EXTRACTED RECORDS START
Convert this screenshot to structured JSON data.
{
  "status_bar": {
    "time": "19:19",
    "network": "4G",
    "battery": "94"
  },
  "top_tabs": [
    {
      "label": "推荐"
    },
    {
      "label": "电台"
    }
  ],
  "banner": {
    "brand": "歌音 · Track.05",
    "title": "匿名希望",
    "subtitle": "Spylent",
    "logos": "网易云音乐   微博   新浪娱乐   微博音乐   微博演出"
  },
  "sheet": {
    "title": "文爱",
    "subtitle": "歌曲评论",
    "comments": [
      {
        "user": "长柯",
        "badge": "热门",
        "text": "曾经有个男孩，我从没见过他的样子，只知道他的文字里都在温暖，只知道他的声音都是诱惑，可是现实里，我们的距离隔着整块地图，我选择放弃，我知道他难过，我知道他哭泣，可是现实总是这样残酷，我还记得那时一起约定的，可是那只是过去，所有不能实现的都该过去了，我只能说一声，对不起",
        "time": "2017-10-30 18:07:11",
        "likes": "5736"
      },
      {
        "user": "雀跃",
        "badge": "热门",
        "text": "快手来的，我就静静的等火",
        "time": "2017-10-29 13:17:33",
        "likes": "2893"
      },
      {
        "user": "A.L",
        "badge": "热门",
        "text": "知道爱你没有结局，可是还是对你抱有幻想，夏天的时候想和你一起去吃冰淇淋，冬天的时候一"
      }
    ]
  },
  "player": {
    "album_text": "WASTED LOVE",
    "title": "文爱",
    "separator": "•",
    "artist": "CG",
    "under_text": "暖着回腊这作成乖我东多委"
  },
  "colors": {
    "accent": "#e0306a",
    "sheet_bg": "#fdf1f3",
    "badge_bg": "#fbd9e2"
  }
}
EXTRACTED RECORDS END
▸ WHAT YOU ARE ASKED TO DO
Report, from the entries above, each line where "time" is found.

▸ EXERCISE ANSWER
    "time": "19:19",
        "time": "2017-10-30 18:07:11",
        "time": "2017-10-29 13:17:33",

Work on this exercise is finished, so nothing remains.